The Western Australian State Government intends to ensure the Western Trade Coast Industrial area is protected by Regulations to ensure incompatible land uses are kept separate from industrial areas. However, City of Rockingham Mayor Sammels said: “While we welcome the move to ensure conflicting land uses are kept separate, the issue of the basis of the buffer zone is of concern to the City.
“The basis of our submission to the State will include the City’s support for the need for a strategically and scientifically identified buffer area.
“In order to apply the planning and statutory frameworks with confidence in this area it is essential to have a modern basis to the EPP buffer which was originally formed in the 1980s and based solely on air quality criteria (sulphur dioxide odour emissions), which is irrelevant to current and future industrial and commercial activities within the zone.
“The current buffer is no longer particularly accurate or effective for strategic land use planning and the protection of the rights of landowners. A credible, scientifically defined buffer would serve to protect rights and interests of all landowners and stakeholders much more effectively.
“Ultimately the City would like to see compatible and harmonious future development with a science based, modern buffer in which there could be transitional land uses, while ensuring residential areas are protected from the impacts of heavy industry.
“The City's preference would be for a formal Act, to be adopted in the place of the proposed
Regulations. An Act would provide clear legislative restrictions prohibiting residential and other sensitive land uses in the WTCPA.”
The City would like residential uses to be excluded from the zone but the current draft legislation does not exclusively prohibit this in the WTCPA. It instead allows the Minister in the absence of parliamentary process or approval of the WA Planning Commission, to make decisions about regulating land uses in the zone.

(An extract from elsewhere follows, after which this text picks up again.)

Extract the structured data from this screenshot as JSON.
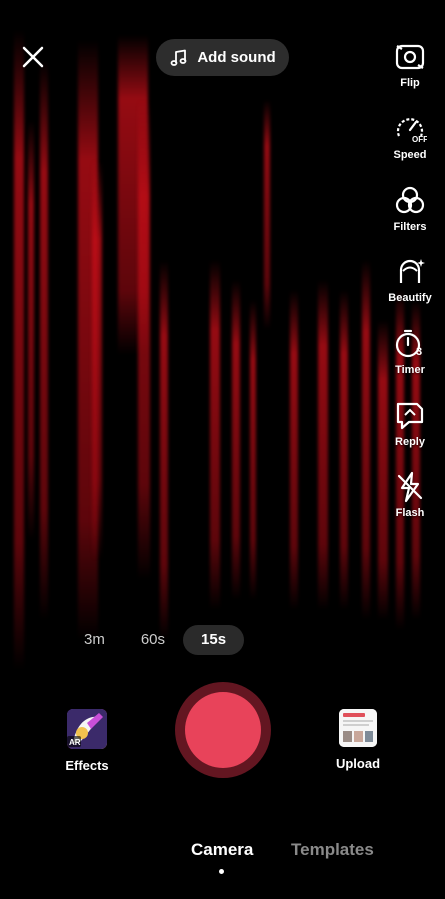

The Minister for Planning and the WAPC already have significant powers under existing legislation to regulate land use, which the City supports, so the draft Bill seems to duplicate those powers.
Read the full report and Council resolution (Page 74)